"I don't like it being used for nefarious purposes," Oakley told of the episode, which he wrote with Josh Weinstein.
"The idea that anyone misappropriates it to make coronavirus seem like an Asian plot is terrible. In terms of trying to place blame on Asia — I think that is gross.
"It was meant to be absurd that someone could cough into a box and the virus would survive for six to eight weeks in the box. It is cartoonish," he added.
"We intentionally made it cartoonish because we wanted it to be silly and not scary, and not carry any of these bad associations along with it, which is why the virus itself was acting like a cartoon character and behaving in extremely unrealistic ways." (At one point, one cloud of the virus waits at a red light when another cloud goes down the street with a green light.)
The Simpsons gets too much credit for predicting the future, Oakley said, even when it is funny — like Disney buying 20th Century Fox and smartwatches — but especially when the so-called claim is used for harmful purposes.
"There are very few cases where The Simpsons predicted something."
"It's mainly just coincidence because the episodes are so old that history repeats itself.

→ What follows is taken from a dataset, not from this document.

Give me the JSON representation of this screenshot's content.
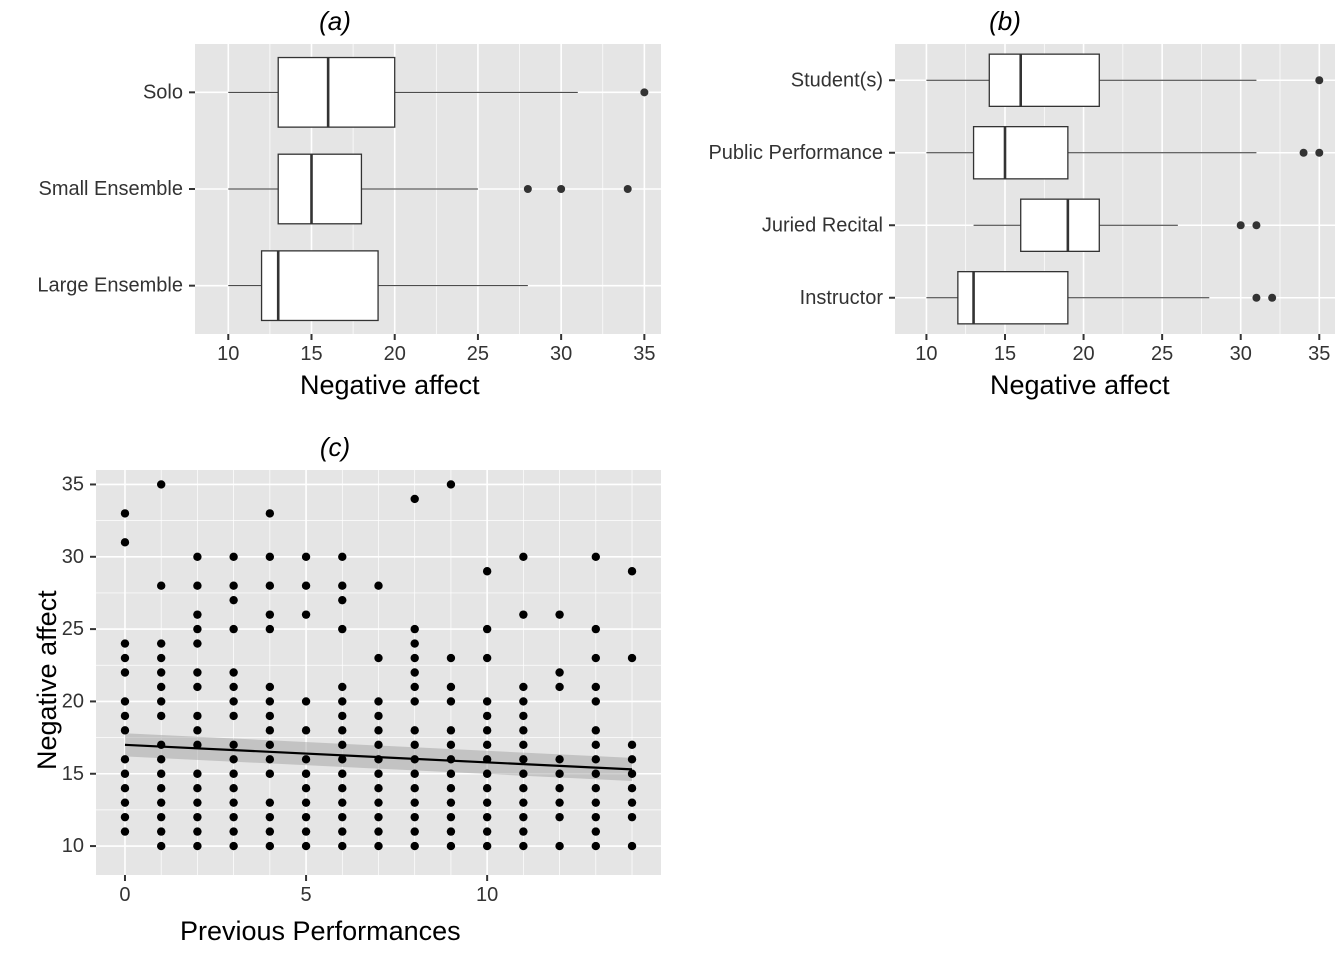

"Most of these episodes are based on things that happened in the '60s, '70s or '80s that we knew about."
The Simpsons is currently in its 31st season.